Despite their family’s care.

by Lisa Y. Henderson

Nancy Midgett v. Willoughby McBryde, 48 NC 21 (1855).

“Nancy Midgett, is a white woman, but her two children are mulattoes begotten by a negro father.”  The Currituck County Court ordered that children be bound to Willoughby McBryde.  Midgett presented evidence that for the last three years she had been living near her father in a house he built for her; that he had taken charge of her children and kept them diligently and industriously employed; that he was himself an honest, respectable and industrious man, well able to take care of her and her children and willing to do so; and that she herself had, during the last three years, behaved orderly and industriously.  Accordingly, contended Midgett’s counsel, the children did not fall within the category of those liable to be bound out by the County Court.  The trial judge disagreed, upheld the County Court’s action, and Midgett appealed.

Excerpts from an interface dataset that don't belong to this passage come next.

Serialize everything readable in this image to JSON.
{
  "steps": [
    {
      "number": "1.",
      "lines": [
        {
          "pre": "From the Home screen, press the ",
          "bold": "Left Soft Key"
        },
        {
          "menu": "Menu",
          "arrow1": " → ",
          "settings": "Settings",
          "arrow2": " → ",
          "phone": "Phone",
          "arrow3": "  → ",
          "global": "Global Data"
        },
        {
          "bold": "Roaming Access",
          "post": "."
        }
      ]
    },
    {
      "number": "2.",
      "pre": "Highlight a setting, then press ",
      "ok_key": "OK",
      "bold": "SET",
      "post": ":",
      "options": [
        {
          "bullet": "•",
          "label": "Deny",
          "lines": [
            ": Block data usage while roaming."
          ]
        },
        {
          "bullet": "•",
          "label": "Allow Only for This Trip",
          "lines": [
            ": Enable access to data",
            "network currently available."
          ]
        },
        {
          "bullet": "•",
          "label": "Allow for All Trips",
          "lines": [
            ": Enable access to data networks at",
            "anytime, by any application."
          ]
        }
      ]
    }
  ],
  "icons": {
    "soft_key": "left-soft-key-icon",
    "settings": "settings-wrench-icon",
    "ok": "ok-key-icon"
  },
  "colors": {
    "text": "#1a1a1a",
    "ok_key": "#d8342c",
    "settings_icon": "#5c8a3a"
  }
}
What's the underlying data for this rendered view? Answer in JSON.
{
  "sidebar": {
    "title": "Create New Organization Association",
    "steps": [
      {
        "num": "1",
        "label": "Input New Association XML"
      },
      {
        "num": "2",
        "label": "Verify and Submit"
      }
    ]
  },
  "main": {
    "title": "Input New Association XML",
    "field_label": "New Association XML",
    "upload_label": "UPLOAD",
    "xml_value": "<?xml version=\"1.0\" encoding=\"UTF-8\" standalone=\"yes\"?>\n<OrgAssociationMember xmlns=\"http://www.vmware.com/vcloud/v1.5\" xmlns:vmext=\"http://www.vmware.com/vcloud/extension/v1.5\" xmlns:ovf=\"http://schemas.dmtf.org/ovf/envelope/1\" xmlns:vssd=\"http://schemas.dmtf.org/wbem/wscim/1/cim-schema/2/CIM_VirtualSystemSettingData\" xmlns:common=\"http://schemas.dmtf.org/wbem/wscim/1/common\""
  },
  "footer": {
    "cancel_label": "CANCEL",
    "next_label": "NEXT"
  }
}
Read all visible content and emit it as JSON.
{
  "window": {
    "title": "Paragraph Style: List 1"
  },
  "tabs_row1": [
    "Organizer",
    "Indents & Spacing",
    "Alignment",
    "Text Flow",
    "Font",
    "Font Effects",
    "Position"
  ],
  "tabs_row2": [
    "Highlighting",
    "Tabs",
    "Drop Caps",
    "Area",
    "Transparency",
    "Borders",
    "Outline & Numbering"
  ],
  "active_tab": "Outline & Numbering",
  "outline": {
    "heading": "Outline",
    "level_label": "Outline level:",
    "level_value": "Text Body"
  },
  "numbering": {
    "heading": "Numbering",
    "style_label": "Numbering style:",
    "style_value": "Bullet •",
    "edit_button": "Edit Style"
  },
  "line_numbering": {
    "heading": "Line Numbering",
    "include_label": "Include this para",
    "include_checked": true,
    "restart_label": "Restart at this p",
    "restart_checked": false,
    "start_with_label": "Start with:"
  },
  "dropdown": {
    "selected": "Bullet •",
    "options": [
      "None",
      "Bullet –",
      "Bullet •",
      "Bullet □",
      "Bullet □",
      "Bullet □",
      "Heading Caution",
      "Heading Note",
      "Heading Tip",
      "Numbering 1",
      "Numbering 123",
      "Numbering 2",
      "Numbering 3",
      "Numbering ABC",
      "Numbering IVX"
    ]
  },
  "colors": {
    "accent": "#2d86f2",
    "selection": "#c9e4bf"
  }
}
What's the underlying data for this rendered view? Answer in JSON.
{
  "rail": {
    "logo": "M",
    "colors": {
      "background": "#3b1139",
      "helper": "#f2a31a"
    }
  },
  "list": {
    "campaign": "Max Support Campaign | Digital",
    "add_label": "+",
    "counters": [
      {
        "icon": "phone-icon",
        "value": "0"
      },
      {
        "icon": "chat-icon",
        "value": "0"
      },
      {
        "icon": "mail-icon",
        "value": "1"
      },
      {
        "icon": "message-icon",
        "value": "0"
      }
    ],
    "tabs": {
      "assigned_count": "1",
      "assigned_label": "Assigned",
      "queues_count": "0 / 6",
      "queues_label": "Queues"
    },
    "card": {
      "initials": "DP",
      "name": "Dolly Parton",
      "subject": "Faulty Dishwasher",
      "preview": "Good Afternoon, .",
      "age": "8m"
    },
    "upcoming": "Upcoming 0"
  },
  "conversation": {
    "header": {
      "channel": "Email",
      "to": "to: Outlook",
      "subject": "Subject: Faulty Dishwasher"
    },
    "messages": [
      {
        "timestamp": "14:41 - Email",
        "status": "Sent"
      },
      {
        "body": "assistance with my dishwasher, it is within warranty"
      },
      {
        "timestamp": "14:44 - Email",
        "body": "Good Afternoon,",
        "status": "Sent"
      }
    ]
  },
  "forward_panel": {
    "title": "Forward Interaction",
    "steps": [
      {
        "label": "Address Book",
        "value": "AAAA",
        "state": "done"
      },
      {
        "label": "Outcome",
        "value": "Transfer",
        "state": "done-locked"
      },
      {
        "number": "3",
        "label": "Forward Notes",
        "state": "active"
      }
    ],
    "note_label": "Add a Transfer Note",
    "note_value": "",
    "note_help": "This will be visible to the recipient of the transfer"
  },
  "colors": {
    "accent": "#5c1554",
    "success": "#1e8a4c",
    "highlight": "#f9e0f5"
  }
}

The North Carolina Supreme Court held that the County Court had power to bind out all free base-born children of color, without reference to the occupation or condition of the mother. The provision of the statute that refers to the occupation or employment of the parents is confined to cases of free negroes and mulattoes whose children are”legitimate.” “In such cases, if the parents have no honest or industrious occupation, the children may be bound out.  These considerations do not arise when the child is a bastard.” Judgment affirmed.